In addition, more attention should be given to rural development, or the expansion of non-farm activities in rural areas. That would enable farmers to live on their farms while garnering additional productive employment. This way they could remain productive citizens in their home communities instead of migrating to urban centers and contributing to congestion and the need for costly infrastructures to accommodate larger populations.
It's not too late to appropriate and invest funds for rural development. For years, human capital has been drained out of small rural communities.
If we would take the money currently being used to subsidize counter-productive commodity programs and invest it in developing rural communities, it would do much more to help lower-income farmers. Moreover, it would do it on a sustainable, longer-lasting basis.
The current system has resulted in a vicious cycle of bidding up land prices, and is very costly for the public treasury. Moreover, present programs tend to benefit the larger farms rather than the truly disadvantaged.
Some day the body politic will realize these counterproductive effects and revolt against expensive farm commodity programs. In addition, the body politic will eventually realize that we must compete in a global economy if we are to sustain our economic growth and development.
G. Edward Schuh is Regents' professor and director of the Freeman Center for International Economic Policy at the Humphrey Institute of Public Affairs, University of Minnesota.
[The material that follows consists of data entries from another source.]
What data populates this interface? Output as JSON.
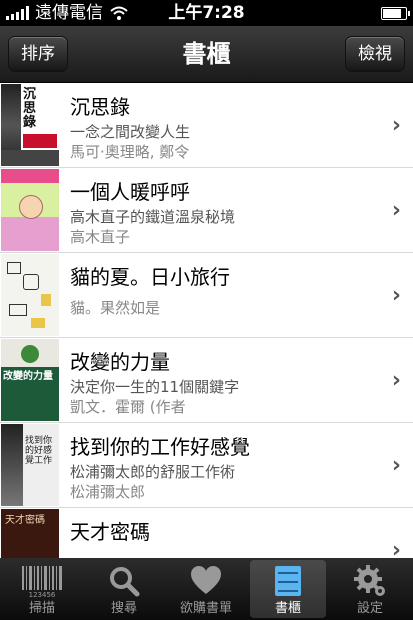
{
  "status_bar": {
    "carrier": "遠傳電信",
    "time": "上午7:28",
    "battery_level": 0.9
  },
  "navbar": {
    "title": "書櫃",
    "left_button": "排序",
    "right_button": "檢視"
  },
  "books": [
    {
      "title": "沉思錄",
      "line1": "一念之間改變人生",
      "line2": "馬可·奧理略, 鄭令",
      "cover_text": "沉思錄 一念之間改變人生"
    },
    {
      "title": "一個人暖呼呼",
      "line1": "高木直子的鐵道溫泉秘境",
      "line2": "高木直子",
      "cover_text": "一個人暖呼呼"
    },
    {
      "title": "貓的夏。日小旅行",
      "line1": "",
      "line2": "貓。果然如是",
      "cover_text": ""
    },
    {
      "title": "改變的力量",
      "line1": "決定你一生的11個關鍵字",
      "line2": "凱文．霍爾 (作者",
      "cover_text": "改變的力量"
    },
    {
      "title": "找到你的工作好感覺",
      "line1": "松浦彌太郎的舒服工作術",
      "line2": "松浦彌太郎",
      "cover_text": "找到你的工作好感覺"
    },
    {
      "title": "天才密碼",
      "line1": "",
      "line2": "",
      "cover_text": "天才密碼"
    }
  ],
  "tabs": [
    {
      "label": "掃描",
      "icon": "barcode-icon"
    },
    {
      "label": "搜尋",
      "icon": "search-icon"
    },
    {
      "label": "欲購書單",
      "icon": "heart-icon"
    },
    {
      "label": "書櫃",
      "icon": "bookshelf-icon",
      "active": true
    },
    {
      "label": "設定",
      "icon": "gear-icon"
    }
  ],
  "barcode_digits": "123456"
}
Click below for the previous stories in the series, written by agricultural economists and marketing specialists, offering information on the 2002 Farm Bill.